And it’s true: the divorce of parents has driven many an unhappy child to try to set off a bomb in a crowded place and murder hundreds, if not thousands, of people, hasn’t it?
Of course, many more terrorist attacks have been committed by Islamic jihadists who read and took seriously the Qur’an’s commands to wage war against infidels than by children traumatized by their parents’ divorce, but never mind: when it comes to exonerating Islam of any responsibility for motivating violent jihadists, government, law enforcement and media officials join Islamic spokesmen in grabbing hold of any alternative explanation, no matter how implausible.
“Neighbors say wannabe Christmas bomber Mohamed Mohamud embraced extremism after parents split,” by Lukas I. Alpert for the New York Daily News, November 28:
[…] Neighbors say Mohamud was doted on by his family but embraced militant Islam not long after his parents split up.
“He was a quiet kid, but with his folks splitting up, who knows?” Adam Napier, who lived next door to Mohamed Osman Mohamud for years told the newspaper.
Mohamud’s family moved to the U.S. when he was just 5 and were described as friendly and modern.
Mariam Barre did not wear a hijab and her husband, Osman Barre, reportedly worked as an engineer for Intel. Mohamud appeared to be particularly close to his mother, neighbors said.
“She always talked so good about him. He was just a good kid,” said Adam Napier’s mother, Stephanie.
In 2009, Mohamud parents split up, not long after he turned 18, the paper said.
Omar Jamal, first secretary to the Somali Mission to the United Nations, told KPTV that Mohamud’s father had remarried a woman in Minneapolis, which has a large Somali population and has been a hotbed for jihadist recruitment.

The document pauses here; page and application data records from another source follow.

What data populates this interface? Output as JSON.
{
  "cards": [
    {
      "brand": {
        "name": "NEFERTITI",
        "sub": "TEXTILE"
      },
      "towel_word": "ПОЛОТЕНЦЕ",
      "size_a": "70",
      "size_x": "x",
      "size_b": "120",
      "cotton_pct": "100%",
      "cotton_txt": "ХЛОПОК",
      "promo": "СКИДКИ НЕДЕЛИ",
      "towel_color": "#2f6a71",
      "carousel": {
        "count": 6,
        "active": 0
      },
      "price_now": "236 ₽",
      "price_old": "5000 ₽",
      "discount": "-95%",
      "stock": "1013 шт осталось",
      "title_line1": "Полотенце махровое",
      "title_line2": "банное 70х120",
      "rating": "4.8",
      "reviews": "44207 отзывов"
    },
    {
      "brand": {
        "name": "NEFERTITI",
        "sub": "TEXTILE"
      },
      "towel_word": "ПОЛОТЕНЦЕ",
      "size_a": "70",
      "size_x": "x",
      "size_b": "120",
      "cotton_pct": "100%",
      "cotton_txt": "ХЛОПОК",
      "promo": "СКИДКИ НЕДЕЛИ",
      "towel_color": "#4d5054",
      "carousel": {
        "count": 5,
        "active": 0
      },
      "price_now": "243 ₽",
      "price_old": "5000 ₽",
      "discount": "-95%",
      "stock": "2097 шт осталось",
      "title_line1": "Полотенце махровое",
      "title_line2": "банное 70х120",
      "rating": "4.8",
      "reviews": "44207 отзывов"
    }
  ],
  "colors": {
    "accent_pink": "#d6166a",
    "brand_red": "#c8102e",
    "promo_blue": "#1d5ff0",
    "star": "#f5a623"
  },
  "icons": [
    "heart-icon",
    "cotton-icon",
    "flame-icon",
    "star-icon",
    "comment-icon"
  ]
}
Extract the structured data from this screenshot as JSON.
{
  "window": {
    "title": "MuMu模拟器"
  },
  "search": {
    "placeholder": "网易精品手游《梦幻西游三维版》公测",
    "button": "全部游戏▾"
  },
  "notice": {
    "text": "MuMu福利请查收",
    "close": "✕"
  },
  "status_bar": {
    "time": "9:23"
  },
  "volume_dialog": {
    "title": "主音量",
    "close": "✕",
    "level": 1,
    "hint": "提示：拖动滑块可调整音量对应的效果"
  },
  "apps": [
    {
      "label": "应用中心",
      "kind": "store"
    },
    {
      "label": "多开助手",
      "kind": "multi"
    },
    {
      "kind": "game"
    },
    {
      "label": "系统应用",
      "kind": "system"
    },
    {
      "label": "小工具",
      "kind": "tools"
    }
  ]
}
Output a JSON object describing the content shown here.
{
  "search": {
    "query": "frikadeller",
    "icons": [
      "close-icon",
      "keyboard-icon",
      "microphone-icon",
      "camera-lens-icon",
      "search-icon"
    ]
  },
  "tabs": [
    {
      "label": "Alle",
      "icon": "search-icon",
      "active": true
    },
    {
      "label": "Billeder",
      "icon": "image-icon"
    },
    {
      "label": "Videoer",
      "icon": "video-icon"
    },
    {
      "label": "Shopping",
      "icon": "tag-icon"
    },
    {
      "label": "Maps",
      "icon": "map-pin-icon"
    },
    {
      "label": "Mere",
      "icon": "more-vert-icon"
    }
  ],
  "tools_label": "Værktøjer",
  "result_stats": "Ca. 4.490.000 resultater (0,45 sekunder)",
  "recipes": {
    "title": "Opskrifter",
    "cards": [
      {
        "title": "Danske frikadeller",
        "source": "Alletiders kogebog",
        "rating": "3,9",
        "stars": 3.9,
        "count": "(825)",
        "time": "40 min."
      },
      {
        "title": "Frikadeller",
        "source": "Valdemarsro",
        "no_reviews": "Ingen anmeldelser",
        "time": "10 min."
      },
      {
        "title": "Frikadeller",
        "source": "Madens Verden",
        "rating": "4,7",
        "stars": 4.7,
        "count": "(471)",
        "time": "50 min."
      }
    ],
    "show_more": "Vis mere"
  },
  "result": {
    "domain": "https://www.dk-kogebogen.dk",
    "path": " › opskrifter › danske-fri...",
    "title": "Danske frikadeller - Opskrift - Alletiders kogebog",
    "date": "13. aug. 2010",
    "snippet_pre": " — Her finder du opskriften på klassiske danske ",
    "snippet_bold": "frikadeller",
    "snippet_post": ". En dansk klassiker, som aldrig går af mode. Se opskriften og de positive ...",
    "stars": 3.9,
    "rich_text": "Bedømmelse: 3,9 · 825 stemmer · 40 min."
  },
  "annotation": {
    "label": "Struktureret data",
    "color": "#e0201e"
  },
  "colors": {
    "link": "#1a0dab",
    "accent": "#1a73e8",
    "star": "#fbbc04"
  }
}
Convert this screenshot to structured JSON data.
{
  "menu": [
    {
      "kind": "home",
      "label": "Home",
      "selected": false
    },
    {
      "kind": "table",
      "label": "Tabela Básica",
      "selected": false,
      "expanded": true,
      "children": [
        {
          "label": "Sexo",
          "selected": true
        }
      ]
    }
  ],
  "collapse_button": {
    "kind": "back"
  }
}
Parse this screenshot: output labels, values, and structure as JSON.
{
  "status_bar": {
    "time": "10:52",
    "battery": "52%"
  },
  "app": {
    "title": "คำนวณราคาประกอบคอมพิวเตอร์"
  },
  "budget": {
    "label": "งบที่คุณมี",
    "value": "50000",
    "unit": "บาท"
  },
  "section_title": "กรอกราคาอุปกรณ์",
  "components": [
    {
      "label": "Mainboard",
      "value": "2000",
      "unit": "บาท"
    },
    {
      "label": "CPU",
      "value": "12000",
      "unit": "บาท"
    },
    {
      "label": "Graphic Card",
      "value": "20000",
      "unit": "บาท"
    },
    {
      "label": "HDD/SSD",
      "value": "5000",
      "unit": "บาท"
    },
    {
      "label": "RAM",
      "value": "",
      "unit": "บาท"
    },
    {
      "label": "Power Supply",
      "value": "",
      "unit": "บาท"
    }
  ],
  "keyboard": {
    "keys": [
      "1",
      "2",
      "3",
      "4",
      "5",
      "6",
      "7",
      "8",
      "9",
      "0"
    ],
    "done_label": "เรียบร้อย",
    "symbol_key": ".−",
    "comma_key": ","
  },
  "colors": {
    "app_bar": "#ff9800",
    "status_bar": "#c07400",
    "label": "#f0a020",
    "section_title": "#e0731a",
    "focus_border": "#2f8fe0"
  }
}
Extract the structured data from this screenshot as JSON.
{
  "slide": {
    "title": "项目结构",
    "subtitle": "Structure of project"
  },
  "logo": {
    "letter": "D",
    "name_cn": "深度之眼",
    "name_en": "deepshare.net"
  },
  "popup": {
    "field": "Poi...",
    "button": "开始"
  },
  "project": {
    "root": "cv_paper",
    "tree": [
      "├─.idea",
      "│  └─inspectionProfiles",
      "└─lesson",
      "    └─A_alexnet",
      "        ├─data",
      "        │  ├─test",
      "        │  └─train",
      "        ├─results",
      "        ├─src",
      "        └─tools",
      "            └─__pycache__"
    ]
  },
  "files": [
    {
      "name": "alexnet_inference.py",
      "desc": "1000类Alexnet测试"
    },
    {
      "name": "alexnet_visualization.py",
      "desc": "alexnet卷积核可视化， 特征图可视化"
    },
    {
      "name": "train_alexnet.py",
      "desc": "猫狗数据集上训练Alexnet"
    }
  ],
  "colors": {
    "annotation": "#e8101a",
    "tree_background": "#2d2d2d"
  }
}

Later in 2009, Mohamud began communicating with jihadists abroad, and wrote articles for a website called “Jihad Recollections,” authorities said….